MYSTERYI've finally got round to starting a series that my Mum bought ages ago and assured me I would love. She then passed the books onto my Dad, my uncle, my aunt - basically my whole family have enjoyed them before I had a chance to! They have now finally made their way into my flat, looking a bit worse for wear but I am excited to crack on with them. I haven't read anything by Ann Cleeves before but I caught a few episodes of the Vera Stanhope series on TV and was impressed by her brilliant 'Regional Voices' initiative to help young people get work experience in publishing in London.
It is a cold January day when Fran Hunter spots a flash of red against the snowy white Shetland landscape and discovers the body of a teenage girl who has been brutally murdered. The locals naturally suspect Magnus Tait, a lonely elderly man with learning difficulties who has been given a wide berth by his neighbours since similar accusations were made against him many years ago - although these were never proven. The Shetland police force reluctantly receive reinforcements from the mainland, and these outsiders are also keen to throw the blame onto the reclusive Tait. But local detective Jimmy Perez suspects there might be more to the case than initially meets the eye.

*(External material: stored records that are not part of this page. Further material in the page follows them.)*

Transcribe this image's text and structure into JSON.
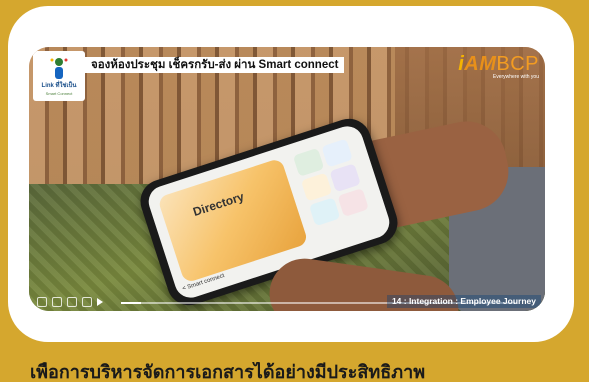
{
  "colors": {
    "background": "#d5a72e",
    "card": "#ffffff",
    "brand_orange": "#f39c21"
  },
  "video": {
    "headline": "จองห้องประชุม เช็ครกรับ-ส่ง ผ่าน Smart connect",
    "logo": {
      "text": "Link ที่ใช่เป็น",
      "sub": "Smart Connect"
    },
    "brand": {
      "i": "i",
      "am": "AM",
      "bcp": "BCP",
      "tagline": "Everywhere with you"
    },
    "caption": "14 : Integration : Employee Journey",
    "screen": {
      "title": "Directory",
      "back": "< Smart connect"
    },
    "progress": 0.05,
    "controls": [
      "expand-icon",
      "settings-icon",
      "volume-icon",
      "pause-icon",
      "play-icon"
    ]
  },
  "bottom_text": "เพื่อการบริหารจัดการเอกสารได้อย่างมีประสิทธิภาพ"
}
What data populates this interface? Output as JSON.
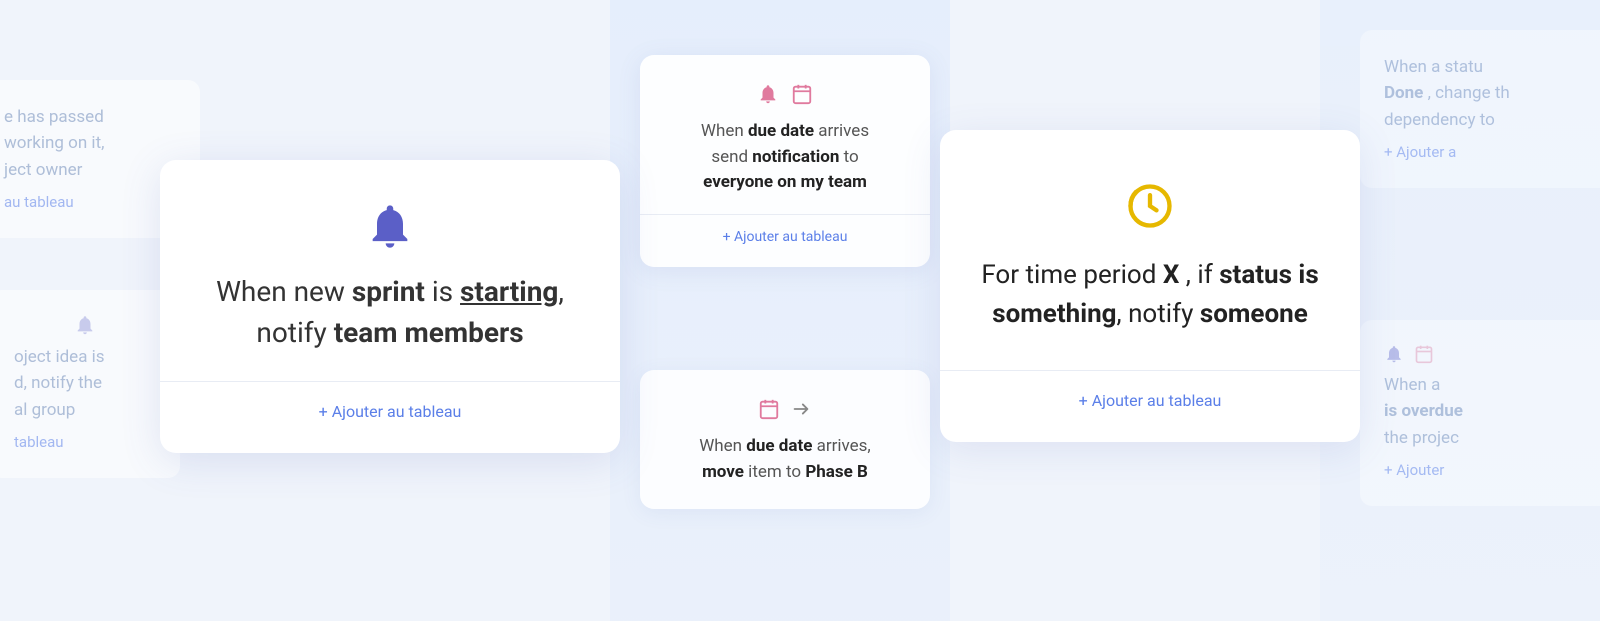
{
  "colors": {
    "bell_purple": "#5b5fc7",
    "calendar_pink": "#e07a9e",
    "clock_yellow": "#e6b800",
    "link_blue": "#5b7fe8",
    "text_dark": "#222222",
    "text_mid": "#555555",
    "text_ghost": "rgba(100,130,180,0.5)"
  },
  "ghost_left": {
    "line1": "e has passed",
    "line2": "working on it,",
    "line3": "ject owner",
    "link": "au tableau"
  },
  "ghost_left_bottom": {
    "line1": "oject idea is",
    "line2": "d, notify the",
    "line3": "al group",
    "bell_visible": true,
    "link": "tableau"
  },
  "card_sprint": {
    "text_before": "When new ",
    "text_bold1": "sprint",
    "text_mid": " is ",
    "text_underline": "starting",
    "text_after": ", notify ",
    "text_bold2": "team members",
    "add_label": "+ Ajouter au tableau"
  },
  "card_due_date_notify": {
    "text_when": "When ",
    "text_bold": "due date",
    "text_arrives": " arrives",
    "text_send": "send ",
    "text_bold2": "notification",
    "text_to": " to",
    "text_bold3": "everyone on my team",
    "add_label": "+ Ajouter au tableau"
  },
  "card_due_date_move": {
    "text_when": "When ",
    "text_bold": "due date",
    "text_arrives": " arrives,",
    "text_move": "move",
    "text_item": " item to ",
    "text_bold2": "Phase B",
    "add_label": "+ Ajouter au tableau"
  },
  "card_time_period": {
    "text1": "For time period ",
    "bold1": "X",
    "text2": " , if ",
    "bold2": "status is something",
    "text3": ", notify ",
    "bold3": "someone",
    "add_label": "+ Ajouter au tableau"
  },
  "ghost_right": {
    "line1": "When a statu",
    "line2": "Done",
    "line3": ", change th",
    "line4": "dependency to",
    "link": "+ Ajouter a"
  },
  "ghost_right_bottom": {
    "line1": "When a",
    "line2": "is overdue",
    "line3": "the projec",
    "link": "+ Ajouter"
  }
}
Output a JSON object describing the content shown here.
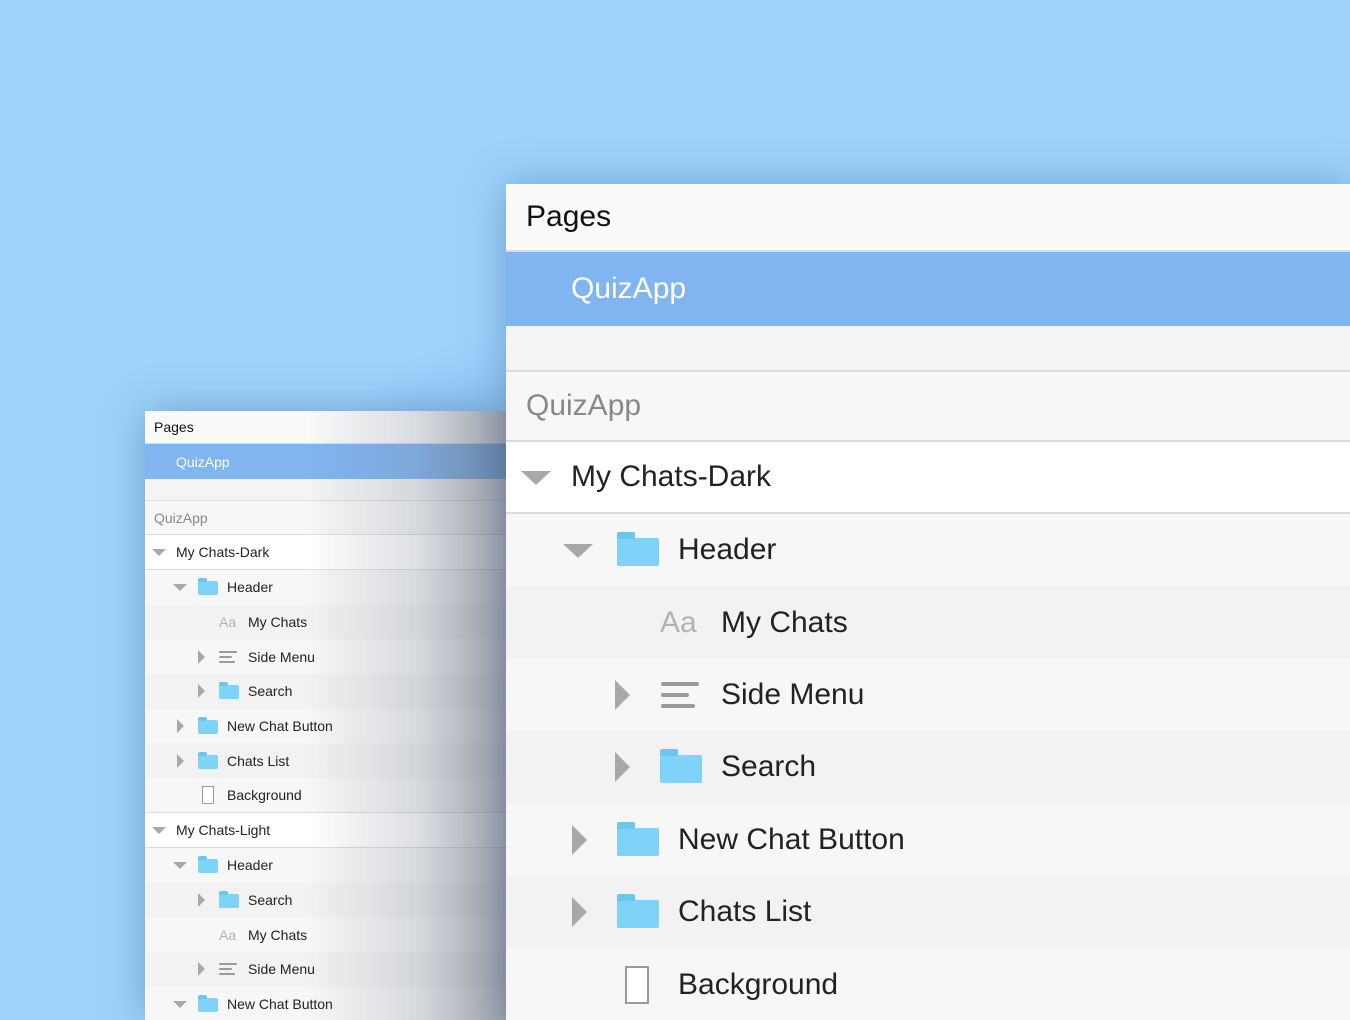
{
  "pages_panel": {
    "title": "Pages",
    "selected_page": "QuizApp",
    "document_name": "QuizApp"
  },
  "layers": [
    {
      "name": "My Chats-Dark",
      "children": [
        {
          "name": "Header",
          "icon": "folder-icon",
          "expanded": true,
          "children": [
            {
              "name": "My Chats",
              "icon": "text-icon"
            },
            {
              "name": "Side Menu",
              "icon": "symbol-lines-icon"
            },
            {
              "name": "Search",
              "icon": "folder-icon"
            }
          ]
        },
        {
          "name": "New Chat Button",
          "icon": "folder-icon"
        },
        {
          "name": "Chats List",
          "icon": "folder-icon"
        },
        {
          "name": "Background",
          "icon": "rectangle-icon"
        }
      ]
    },
    {
      "name": "My Chats-Light",
      "children": [
        {
          "name": "Header",
          "icon": "folder-icon",
          "expanded": true,
          "children": [
            {
              "name": "Search",
              "icon": "folder-icon"
            },
            {
              "name": "My Chats",
              "icon": "text-icon"
            },
            {
              "name": "Side Menu",
              "icon": "symbol-lines-icon"
            }
          ]
        },
        {
          "name": "New Chat Button",
          "icon": "folder-icon"
        }
      ]
    }
  ],
  "text_icon_glyph": "Aa",
  "colors": {
    "background": "#9ed3fc",
    "selection": "#80b5f2",
    "folder": "#7fd3f8"
  }
}
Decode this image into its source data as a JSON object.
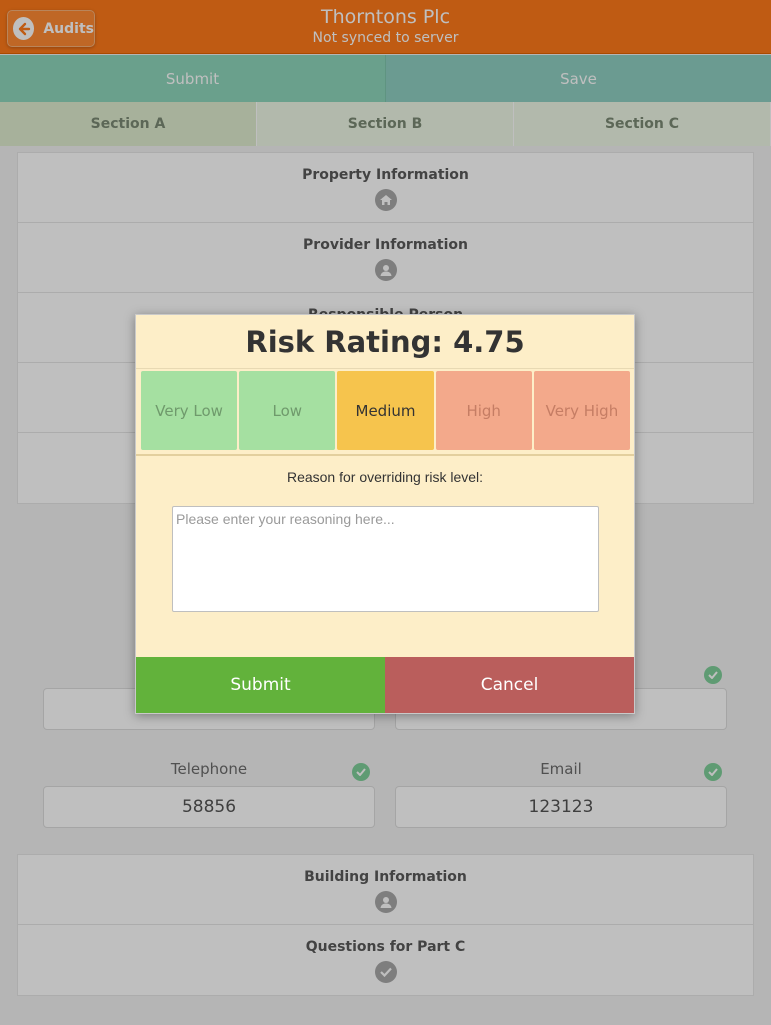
{
  "header": {
    "back_label": "Audits",
    "title": "Thorntons Plc",
    "subtitle": "Not synced to server"
  },
  "actions": {
    "submit_label": "Submit",
    "save_label": "Save"
  },
  "tabs": [
    {
      "label": "Section A",
      "active": true
    },
    {
      "label": "Section B",
      "active": false
    },
    {
      "label": "Section C",
      "active": false
    }
  ],
  "sections_top": [
    {
      "label": "Property Information",
      "icon": "home-icon"
    },
    {
      "label": "Provider Information",
      "icon": "user-icon"
    },
    {
      "label": "Responsible Person",
      "icon": "user-icon"
    },
    {
      "label": "",
      "icon": ""
    },
    {
      "label": "",
      "icon": ""
    }
  ],
  "fields": {
    "telephone": {
      "label": "Telephone",
      "value": "58856"
    },
    "email": {
      "label": "Email",
      "value": "123123"
    }
  },
  "sections_bottom": [
    {
      "label": "Building Information",
      "icon": "user-icon"
    },
    {
      "label": "Questions for Part C",
      "icon": "check-icon"
    }
  ],
  "modal": {
    "title": "Risk Rating: 4.75",
    "ratings": [
      {
        "label": "Very Low"
      },
      {
        "label": "Low"
      },
      {
        "label": "Medium"
      },
      {
        "label": "High"
      },
      {
        "label": "Very High"
      }
    ],
    "selected_rating": "Medium",
    "reason_label": "Reason for overriding risk level:",
    "reason_placeholder": "Please enter your reasoning here...",
    "submit_label": "Submit",
    "cancel_label": "Cancel"
  },
  "colors": {
    "header": "#ff7a1a",
    "submit_green": "#62b23b",
    "cancel_red": "#ba5e5c",
    "medium": "#f6c44d"
  }
}
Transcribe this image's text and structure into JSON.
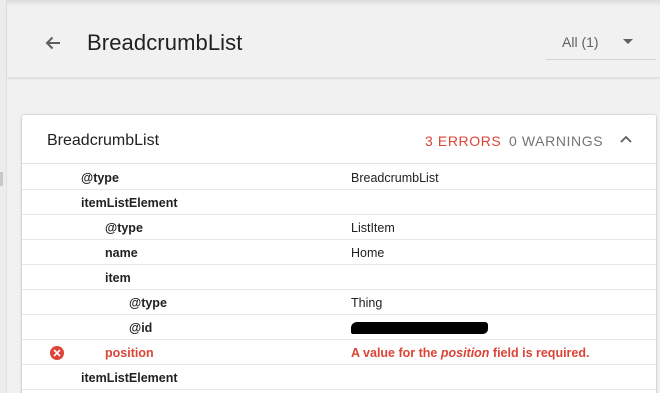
{
  "header": {
    "title": "BreadcrumbList",
    "filter_label": "All (1)"
  },
  "card": {
    "title": "BreadcrumbList",
    "errors": "3 ERRORS",
    "warnings": "0 WARNINGS"
  },
  "rows": [
    {
      "key": "@type",
      "value": "BreadcrumbList"
    },
    {
      "key": "itemListElement",
      "value": ""
    },
    {
      "key": "@type",
      "value": "ListItem"
    },
    {
      "key": "name",
      "value": "Home"
    },
    {
      "key": "item",
      "value": ""
    },
    {
      "key": "@type",
      "value": "Thing"
    },
    {
      "key": "@id",
      "value": ""
    },
    {
      "key": "position",
      "value_pre": "A value for the ",
      "value_em": "position",
      "value_post": " field is required."
    },
    {
      "key": "itemListElement",
      "value": ""
    }
  ],
  "colors": {
    "error": "#db4437",
    "text": "#212121",
    "muted": "#757575"
  },
  "icons": [
    "back-arrow-icon",
    "dropdown-caret-icon",
    "chevron-up-icon",
    "error-icon"
  ]
}
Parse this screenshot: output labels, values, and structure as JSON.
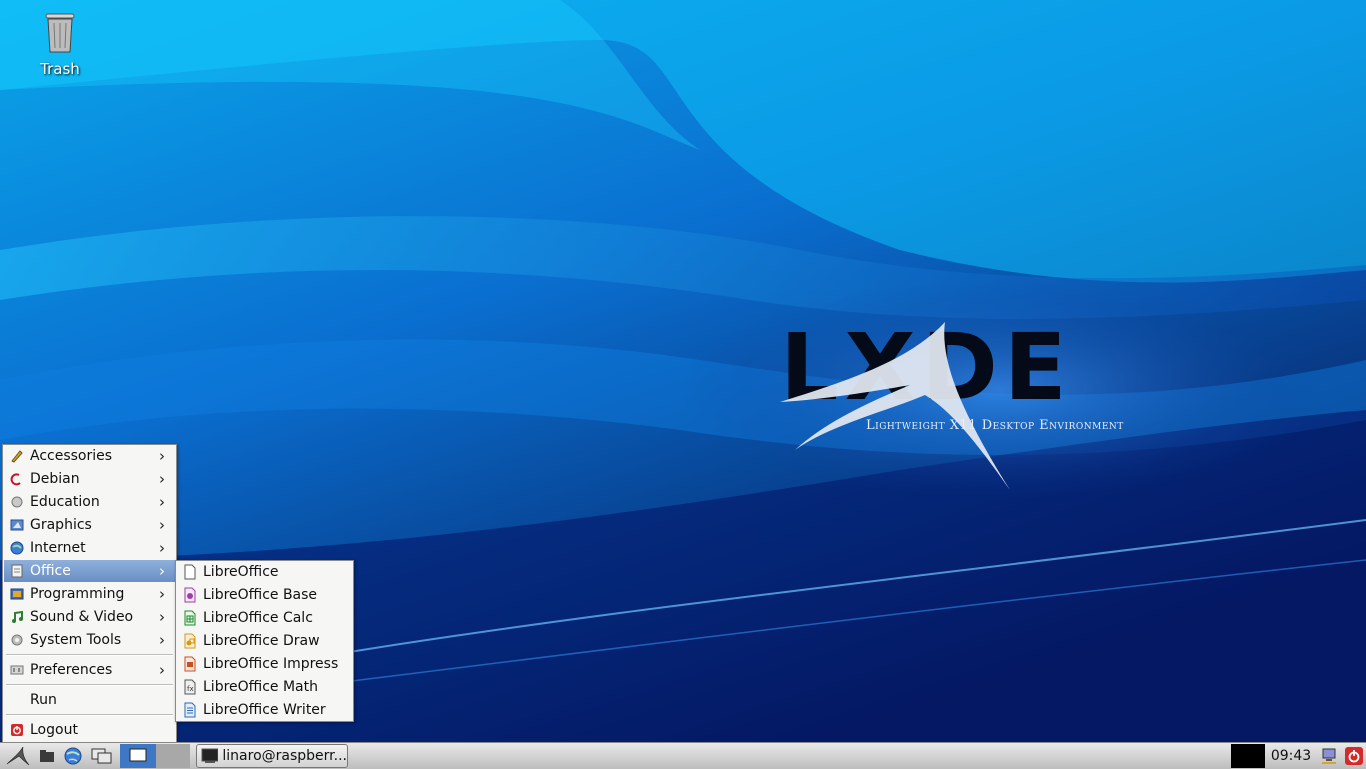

Emotional Geology. Initially I was disappointed that Raven Black didn't share that book's sense of place, that it wasn't as evocative of the isolated rural communities of the Scottish islands. It almost felt like Raven Black could be set anywhere in the UK. I later realised that compared to the tiny islands that surround it, Lerwick is actually a relatively big town with a busy seaport and lively community. It was probably important for Cleeves to establish this bustling atmosphere at the beginning of the series so that Shetland seems like a dynamic enough place that the reader believes all these crimes could conceivably occur there. I'm sure we can all think of examples of tiny fictional locations that are frequented by far more than their fair share of serial killers (I loved reading about the results of this Open University study looking at murder rates per head of fictional population!).
Jimmy Perez is an interesting lead but remains fairly enigmatic throughout this story. I feel like we've only just scratched the surface where he's concerned and am looking forward to finding out how his character is developed throughout the series. The other characters were very believable and I found Magnus Tait's story in particular quite heartbreaking. The mystery itself was gripping and had a satisfying conclusion which was genuinely surprising.
Raven Black is an enjoyable enough mystery but I get the feeling it is almost setting the scene for the rest of the series rather than being a memorable stand-alone crime novel. Luckily I have the rest of the books at hand so I might be able to finish them before the BBC adaptation is televised later this year.